(Excerpts from an interface dataset)

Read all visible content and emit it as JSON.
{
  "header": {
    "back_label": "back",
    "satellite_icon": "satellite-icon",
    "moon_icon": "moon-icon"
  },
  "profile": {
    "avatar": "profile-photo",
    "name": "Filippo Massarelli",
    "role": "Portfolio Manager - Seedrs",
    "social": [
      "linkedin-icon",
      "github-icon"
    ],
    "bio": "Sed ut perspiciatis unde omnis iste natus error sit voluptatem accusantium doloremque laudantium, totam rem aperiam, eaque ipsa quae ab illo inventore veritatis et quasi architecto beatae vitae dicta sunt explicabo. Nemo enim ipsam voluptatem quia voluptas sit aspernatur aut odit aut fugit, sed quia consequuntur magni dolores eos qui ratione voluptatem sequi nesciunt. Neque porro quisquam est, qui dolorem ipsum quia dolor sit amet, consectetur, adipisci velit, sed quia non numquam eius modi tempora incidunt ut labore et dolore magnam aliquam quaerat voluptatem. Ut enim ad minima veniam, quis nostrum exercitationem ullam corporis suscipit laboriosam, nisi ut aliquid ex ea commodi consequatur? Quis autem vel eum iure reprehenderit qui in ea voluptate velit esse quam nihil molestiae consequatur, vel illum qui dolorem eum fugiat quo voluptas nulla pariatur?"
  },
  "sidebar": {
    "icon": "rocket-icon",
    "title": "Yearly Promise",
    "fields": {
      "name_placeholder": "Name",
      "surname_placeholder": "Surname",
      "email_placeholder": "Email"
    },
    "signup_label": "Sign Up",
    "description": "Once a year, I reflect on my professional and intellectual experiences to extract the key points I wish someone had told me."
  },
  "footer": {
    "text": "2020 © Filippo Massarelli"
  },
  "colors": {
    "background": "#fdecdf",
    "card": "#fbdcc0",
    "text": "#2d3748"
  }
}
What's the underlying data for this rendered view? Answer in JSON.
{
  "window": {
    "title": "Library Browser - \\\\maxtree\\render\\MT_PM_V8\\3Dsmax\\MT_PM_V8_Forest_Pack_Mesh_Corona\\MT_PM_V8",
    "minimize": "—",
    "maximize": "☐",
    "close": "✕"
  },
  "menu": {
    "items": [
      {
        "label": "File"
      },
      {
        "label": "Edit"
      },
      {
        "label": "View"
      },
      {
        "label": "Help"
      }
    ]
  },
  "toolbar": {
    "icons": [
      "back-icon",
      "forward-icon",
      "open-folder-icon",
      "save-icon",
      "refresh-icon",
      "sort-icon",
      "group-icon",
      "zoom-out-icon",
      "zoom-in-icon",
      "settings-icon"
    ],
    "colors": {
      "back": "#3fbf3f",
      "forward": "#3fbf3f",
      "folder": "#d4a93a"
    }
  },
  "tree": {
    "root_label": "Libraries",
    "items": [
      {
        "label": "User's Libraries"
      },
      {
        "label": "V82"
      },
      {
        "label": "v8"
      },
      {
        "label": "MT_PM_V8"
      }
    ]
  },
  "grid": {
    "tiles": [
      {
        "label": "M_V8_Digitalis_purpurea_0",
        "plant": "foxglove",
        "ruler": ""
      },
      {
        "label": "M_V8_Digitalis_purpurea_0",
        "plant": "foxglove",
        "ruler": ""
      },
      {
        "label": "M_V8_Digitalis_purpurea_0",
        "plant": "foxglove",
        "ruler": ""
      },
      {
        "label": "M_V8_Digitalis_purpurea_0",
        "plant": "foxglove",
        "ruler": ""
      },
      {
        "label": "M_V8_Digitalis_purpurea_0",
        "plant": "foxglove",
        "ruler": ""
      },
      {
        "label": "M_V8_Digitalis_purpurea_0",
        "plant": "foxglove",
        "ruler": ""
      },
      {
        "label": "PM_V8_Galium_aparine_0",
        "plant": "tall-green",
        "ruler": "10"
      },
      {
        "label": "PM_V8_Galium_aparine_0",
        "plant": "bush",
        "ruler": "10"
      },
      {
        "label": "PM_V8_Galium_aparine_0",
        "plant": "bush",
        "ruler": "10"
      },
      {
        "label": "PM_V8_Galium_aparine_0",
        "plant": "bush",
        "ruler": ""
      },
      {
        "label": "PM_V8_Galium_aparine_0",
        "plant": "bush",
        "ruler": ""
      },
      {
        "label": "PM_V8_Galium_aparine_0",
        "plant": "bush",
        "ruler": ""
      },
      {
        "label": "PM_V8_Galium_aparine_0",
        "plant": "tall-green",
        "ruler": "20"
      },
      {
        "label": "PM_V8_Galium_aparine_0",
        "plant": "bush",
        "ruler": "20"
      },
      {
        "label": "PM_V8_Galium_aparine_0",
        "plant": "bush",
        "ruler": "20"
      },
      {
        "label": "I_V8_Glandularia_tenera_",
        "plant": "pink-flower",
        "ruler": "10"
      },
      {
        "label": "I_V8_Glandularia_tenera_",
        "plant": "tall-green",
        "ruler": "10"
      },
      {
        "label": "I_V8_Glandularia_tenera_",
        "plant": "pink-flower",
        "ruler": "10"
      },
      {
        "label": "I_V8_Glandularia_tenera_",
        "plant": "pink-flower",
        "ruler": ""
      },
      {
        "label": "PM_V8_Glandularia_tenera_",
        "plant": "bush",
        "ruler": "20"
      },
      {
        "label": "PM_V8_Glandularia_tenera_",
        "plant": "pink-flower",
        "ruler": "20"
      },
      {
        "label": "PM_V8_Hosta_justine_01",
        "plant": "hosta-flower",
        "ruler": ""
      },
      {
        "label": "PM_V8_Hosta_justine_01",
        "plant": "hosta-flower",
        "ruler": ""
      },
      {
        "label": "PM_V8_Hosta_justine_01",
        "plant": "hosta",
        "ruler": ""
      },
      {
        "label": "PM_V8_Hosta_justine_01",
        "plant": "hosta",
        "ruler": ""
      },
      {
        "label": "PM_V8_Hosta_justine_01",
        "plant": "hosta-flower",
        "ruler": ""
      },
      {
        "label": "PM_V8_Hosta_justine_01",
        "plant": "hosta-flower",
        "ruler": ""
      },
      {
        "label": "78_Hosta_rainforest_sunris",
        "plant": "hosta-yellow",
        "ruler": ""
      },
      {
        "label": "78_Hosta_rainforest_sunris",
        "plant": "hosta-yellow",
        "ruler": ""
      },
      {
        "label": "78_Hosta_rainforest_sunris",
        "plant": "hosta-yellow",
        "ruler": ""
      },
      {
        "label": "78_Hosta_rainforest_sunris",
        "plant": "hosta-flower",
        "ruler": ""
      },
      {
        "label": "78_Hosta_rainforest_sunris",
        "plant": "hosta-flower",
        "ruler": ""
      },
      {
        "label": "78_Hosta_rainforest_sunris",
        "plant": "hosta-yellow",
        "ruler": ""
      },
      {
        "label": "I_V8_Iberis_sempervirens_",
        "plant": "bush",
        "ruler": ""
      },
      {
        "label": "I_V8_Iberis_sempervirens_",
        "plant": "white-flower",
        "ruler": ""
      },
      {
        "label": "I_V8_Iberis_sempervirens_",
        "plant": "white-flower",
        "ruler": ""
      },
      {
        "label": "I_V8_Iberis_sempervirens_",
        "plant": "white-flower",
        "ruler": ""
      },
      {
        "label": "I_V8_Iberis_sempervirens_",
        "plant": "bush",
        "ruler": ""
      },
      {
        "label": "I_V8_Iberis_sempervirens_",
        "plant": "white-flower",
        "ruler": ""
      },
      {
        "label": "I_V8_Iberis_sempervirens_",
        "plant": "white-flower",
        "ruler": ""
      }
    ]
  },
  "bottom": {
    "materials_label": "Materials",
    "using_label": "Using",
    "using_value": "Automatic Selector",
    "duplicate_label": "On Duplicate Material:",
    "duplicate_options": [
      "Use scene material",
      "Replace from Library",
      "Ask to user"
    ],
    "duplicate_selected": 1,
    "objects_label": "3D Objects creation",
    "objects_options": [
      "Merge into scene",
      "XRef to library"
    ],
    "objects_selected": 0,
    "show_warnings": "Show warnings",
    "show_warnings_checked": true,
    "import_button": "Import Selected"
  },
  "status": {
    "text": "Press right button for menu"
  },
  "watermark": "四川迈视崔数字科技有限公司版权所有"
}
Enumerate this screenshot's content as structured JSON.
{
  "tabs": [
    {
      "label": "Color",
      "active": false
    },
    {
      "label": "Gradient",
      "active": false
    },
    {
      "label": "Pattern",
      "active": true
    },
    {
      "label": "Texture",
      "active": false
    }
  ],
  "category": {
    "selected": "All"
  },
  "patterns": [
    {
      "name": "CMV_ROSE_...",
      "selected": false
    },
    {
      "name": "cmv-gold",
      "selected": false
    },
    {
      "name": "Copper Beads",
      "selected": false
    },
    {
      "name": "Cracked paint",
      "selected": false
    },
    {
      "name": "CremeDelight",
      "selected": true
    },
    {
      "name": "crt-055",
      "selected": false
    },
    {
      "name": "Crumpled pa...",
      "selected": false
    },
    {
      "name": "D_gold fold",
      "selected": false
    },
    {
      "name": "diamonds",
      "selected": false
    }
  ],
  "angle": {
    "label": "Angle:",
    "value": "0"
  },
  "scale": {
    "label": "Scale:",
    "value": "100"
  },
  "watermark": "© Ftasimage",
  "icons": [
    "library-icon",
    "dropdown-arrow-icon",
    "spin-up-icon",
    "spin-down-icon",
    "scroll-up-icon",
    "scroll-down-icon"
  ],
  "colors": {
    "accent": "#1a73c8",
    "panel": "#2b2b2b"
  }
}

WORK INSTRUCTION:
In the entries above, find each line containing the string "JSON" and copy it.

RESPONSE BELOW:
Read all visible content and emit it as JSON.
What's the underlying data for this rendered view? Answer in JSON.
Enumerate this screenshot's content as structured JSON.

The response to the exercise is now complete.